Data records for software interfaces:
════

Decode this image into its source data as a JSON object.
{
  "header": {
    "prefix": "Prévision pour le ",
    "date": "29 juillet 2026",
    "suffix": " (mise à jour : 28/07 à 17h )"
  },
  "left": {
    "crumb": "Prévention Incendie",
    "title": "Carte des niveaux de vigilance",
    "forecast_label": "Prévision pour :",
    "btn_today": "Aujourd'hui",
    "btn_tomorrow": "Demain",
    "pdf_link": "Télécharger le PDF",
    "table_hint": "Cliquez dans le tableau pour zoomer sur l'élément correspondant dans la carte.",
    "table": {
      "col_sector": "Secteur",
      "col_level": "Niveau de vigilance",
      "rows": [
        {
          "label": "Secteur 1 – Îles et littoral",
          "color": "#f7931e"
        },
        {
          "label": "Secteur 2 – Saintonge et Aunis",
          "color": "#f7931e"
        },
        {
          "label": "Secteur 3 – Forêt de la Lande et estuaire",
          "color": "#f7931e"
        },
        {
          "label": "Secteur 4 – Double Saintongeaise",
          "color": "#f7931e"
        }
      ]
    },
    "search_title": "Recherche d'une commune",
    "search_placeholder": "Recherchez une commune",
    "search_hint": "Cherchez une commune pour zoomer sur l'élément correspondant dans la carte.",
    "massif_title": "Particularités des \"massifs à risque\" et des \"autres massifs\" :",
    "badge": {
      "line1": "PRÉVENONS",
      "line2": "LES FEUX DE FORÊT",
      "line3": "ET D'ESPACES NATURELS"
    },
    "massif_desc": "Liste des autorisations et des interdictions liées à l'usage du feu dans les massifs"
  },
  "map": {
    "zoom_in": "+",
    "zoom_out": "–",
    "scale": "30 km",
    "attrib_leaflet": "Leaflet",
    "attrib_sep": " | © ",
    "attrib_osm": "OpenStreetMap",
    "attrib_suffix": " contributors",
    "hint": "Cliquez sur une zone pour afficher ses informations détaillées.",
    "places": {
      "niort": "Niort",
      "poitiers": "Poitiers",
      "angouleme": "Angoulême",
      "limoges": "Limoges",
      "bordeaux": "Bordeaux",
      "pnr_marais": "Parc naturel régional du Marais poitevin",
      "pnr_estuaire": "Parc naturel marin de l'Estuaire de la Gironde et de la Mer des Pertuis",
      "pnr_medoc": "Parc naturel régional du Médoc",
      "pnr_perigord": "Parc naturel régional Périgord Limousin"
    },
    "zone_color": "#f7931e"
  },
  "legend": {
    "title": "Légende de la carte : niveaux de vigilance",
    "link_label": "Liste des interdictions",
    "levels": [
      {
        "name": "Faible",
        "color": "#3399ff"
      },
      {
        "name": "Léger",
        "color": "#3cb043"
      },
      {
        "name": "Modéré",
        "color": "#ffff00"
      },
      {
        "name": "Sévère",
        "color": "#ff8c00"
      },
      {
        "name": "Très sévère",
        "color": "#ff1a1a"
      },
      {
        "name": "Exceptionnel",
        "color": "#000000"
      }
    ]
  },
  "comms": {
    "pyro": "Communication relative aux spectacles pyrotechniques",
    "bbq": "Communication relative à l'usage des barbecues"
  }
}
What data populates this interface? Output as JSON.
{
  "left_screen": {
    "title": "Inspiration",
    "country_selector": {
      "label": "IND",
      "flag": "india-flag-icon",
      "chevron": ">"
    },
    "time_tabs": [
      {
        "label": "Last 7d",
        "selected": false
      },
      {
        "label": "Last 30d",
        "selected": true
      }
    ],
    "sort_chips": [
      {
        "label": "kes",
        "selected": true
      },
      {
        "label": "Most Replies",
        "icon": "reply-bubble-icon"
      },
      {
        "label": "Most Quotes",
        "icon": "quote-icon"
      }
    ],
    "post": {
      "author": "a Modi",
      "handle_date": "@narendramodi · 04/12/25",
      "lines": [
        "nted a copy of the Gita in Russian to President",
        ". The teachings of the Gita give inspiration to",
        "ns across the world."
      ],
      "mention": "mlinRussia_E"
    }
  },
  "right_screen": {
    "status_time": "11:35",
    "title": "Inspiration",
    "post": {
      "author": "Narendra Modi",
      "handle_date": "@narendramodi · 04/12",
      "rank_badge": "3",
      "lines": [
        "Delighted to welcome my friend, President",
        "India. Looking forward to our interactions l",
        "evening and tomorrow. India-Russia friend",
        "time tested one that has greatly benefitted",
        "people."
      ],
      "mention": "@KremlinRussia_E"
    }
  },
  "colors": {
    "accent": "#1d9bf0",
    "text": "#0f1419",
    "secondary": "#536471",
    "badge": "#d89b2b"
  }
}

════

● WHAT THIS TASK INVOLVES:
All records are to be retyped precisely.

● SOLUTION TO THIS TASK:
Decode this image into its source data as a JSON object.
{
  "header": {
    "prefix": "Prévision pour le ",
    "date": "29 juillet 2026",
    "suffix": " (mise à jour : 28/07 à 17h )"
  },
  "left": {
    "crumb": "Prévention Incendie",
    "title": "Carte des niveaux de vigilance",
    "forecast_label": "Prévision pour :",
    "btn_today": "Aujourd'hui",
    "btn_tomorrow": "Demain",
    "pdf_link": "Télécharger le PDF",
    "table_hint": "Cliquez dans le tableau pour zoomer sur l'élément correspondant dans la carte.",
    "table": {
      "col_sector": "Secteur",
      "col_level": "Niveau de vigilance",
      "rows": [
        {
          "label": "Secteur 1 – Îles et littoral",
          "color": "#f7931e"
        },
        {
          "label": "Secteur 2 – Saintonge et Aunis",
          "color": "#f7931e"
        },
        {
          "label": "Secteur 3 – Forêt de la Lande et estuaire",
          "color": "#f7931e"
        },
        {
          "label": "Secteur 4 – Double Saintongeaise",
          "color": "#f7931e"
        }
      ]
    },
    "search_title": "Recherche d'une commune",
    "search_placeholder": "Recherchez une commune",
    "search_hint": "Cherchez une commune pour zoomer sur l'élément correspondant dans la carte.",
    "massif_title": "Particularités des \"massifs à risque\" et des \"autres massifs\" :",
    "badge": {
      "line1": "PRÉVENONS",
      "line2": "LES FEUX DE FORÊT",
      "line3": "ET D'ESPACES NATURELS"
    },
    "massif_desc": "Liste des autorisations et des interdictions liées à l'usage du feu dans les massifs"
  },
  "map": {
    "zoom_in": "+",
    "zoom_out": "–",
    "scale": "30 km",
    "attrib_leaflet": "Leaflet",
    "attrib_sep": " | © ",
    "attrib_osm": "OpenStreetMap",
    "attrib_suffix": " contributors",
    "hint": "Cliquez sur une zone pour afficher ses informations détaillées.",
    "places": {
      "niort": "Niort",
      "poitiers": "Poitiers",
      "angouleme": "Angoulême",
      "limoges": "Limoges",
      "bordeaux": "Bordeaux",
      "pnr_marais": "Parc naturel régional du Marais poitevin",
      "pnr_estuaire": "Parc naturel marin de l'Estuaire de la Gironde et de la Mer des Pertuis",
      "pnr_medoc": "Parc naturel régional du Médoc",
      "pnr_perigord": "Parc naturel régional Périgord Limousin"
    },
    "zone_color": "#f7931e"
  },
  "legend": {
    "title": "Légende de la carte : niveaux de vigilance",
    "link_label": "Liste des interdictions",
    "levels": [
      {
        "name": "Faible",
        "color": "#3399ff"
      },
      {
        "name": "Léger",
        "color": "#3cb043"
      },
      {
        "name": "Modéré",
        "color": "#ffff00"
      },
      {
        "name": "Sévère",
        "color": "#ff8c00"
      },
      {
        "name": "Très sévère",
        "color": "#ff1a1a"
      },
      {
        "name": "Exceptionnel",
        "color": "#000000"
      }
    ]
  },
  "comms": {
    "pyro": "Communication relative aux spectacles pyrotechniques",
    "bbq": "Communication relative à l'usage des barbecues"
  }
}
What data populates this interface? Output as JSON.
{
  "left_screen": {
    "title": "Inspiration",
    "country_selector": {
      "label": "IND",
      "flag": "india-flag-icon",
      "chevron": ">"
    },
    "time_tabs": [
      {
        "label": "Last 7d",
        "selected": false
      },
      {
        "label": "Last 30d",
        "selected": true
      }
    ],
    "sort_chips": [
      {
        "label": "kes",
        "selected": true
      },
      {
        "label": "Most Replies",
        "icon": "reply-bubble-icon"
      },
      {
        "label": "Most Quotes",
        "icon": "quote-icon"
      }
    ],
    "post": {
      "author": "a Modi",
      "handle_date": "@narendramodi · 04/12/25",
      "lines": [
        "nted a copy of the Gita in Russian to President",
        ". The teachings of the Gita give inspiration to",
        "ns across the world."
      ],
      "mention": "mlinRussia_E"
    }
  },
  "right_screen": {
    "status_time": "11:35",
    "title": "Inspiration",
    "post": {
      "author": "Narendra Modi",
      "handle_date": "@narendramodi · 04/12",
      "rank_badge": "3",
      "lines": [
        "Delighted to welcome my friend, President",
        "India. Looking forward to our interactions l",
        "evening and tomorrow. India-Russia friend",
        "time tested one that has greatly benefitted",
        "people."
      ],
      "mention": "@KremlinRussia_E"
    }
  },
  "colors": {
    "accent": "#1d9bf0",
    "text": "#0f1419",
    "secondary": "#536471",
    "badge": "#d89b2b"
  }
}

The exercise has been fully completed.